(Data section)
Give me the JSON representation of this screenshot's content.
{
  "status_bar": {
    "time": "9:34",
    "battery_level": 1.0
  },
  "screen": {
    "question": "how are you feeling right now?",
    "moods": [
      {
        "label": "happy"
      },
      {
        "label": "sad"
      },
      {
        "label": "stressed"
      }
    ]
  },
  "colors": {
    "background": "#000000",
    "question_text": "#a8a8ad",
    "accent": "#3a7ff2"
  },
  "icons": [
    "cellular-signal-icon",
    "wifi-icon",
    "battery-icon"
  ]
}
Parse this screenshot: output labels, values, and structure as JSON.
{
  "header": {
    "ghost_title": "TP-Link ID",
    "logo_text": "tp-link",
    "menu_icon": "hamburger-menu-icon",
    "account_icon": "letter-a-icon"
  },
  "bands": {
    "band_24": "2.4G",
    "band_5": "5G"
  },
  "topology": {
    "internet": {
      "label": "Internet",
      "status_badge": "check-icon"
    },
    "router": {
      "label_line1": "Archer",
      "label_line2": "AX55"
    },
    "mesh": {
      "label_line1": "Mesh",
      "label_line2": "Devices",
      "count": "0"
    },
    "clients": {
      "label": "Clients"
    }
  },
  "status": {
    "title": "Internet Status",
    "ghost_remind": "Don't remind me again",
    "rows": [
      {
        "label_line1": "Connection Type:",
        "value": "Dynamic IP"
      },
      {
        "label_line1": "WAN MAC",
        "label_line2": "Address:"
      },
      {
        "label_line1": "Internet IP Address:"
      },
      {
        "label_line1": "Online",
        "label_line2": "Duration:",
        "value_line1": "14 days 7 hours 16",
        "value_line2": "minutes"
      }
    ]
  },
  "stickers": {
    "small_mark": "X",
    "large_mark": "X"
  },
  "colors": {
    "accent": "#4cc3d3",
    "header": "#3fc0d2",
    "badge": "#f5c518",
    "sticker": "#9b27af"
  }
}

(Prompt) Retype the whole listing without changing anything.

(Response for this exercise)
Give me the JSON representation of this screenshot's content.
{
  "status_bar": {
    "time": "9:34",
    "battery_level": 1.0
  },
  "screen": {
    "question": "how are you feeling right now?",
    "moods": [
      {
        "label": "happy"
      },
      {
        "label": "sad"
      },
      {
        "label": "stressed"
      }
    ]
  },
  "colors": {
    "background": "#000000",
    "question_text": "#a8a8ad",
    "accent": "#3a7ff2"
  },
  "icons": [
    "cellular-signal-icon",
    "wifi-icon",
    "battery-icon"
  ]
}
Parse this screenshot: output labels, values, and structure as JSON.
{
  "header": {
    "ghost_title": "TP-Link ID",
    "logo_text": "tp-link",
    "menu_icon": "hamburger-menu-icon",
    "account_icon": "letter-a-icon"
  },
  "bands": {
    "band_24": "2.4G",
    "band_5": "5G"
  },
  "topology": {
    "internet": {
      "label": "Internet",
      "status_badge": "check-icon"
    },
    "router": {
      "label_line1": "Archer",
      "label_line2": "AX55"
    },
    "mesh": {
      "label_line1": "Mesh",
      "label_line2": "Devices",
      "count": "0"
    },
    "clients": {
      "label": "Clients"
    }
  },
  "status": {
    "title": "Internet Status",
    "ghost_remind": "Don't remind me again",
    "rows": [
      {
        "label_line1": "Connection Type:",
        "value": "Dynamic IP"
      },
      {
        "label_line1": "WAN MAC",
        "label_line2": "Address:"
      },
      {
        "label_line1": "Internet IP Address:"
      },
      {
        "label_line1": "Online",
        "label_line2": "Duration:",
        "value_line1": "14 days 7 hours 16",
        "value_line2": "minutes"
      }
    ]
  },
  "stickers": {
    "small_mark": "X",
    "large_mark": "X"
  },
  "colors": {
    "accent": "#4cc3d3",
    "header": "#3fc0d2",
    "badge": "#f5c518",
    "sticker": "#9b27af"
  }
}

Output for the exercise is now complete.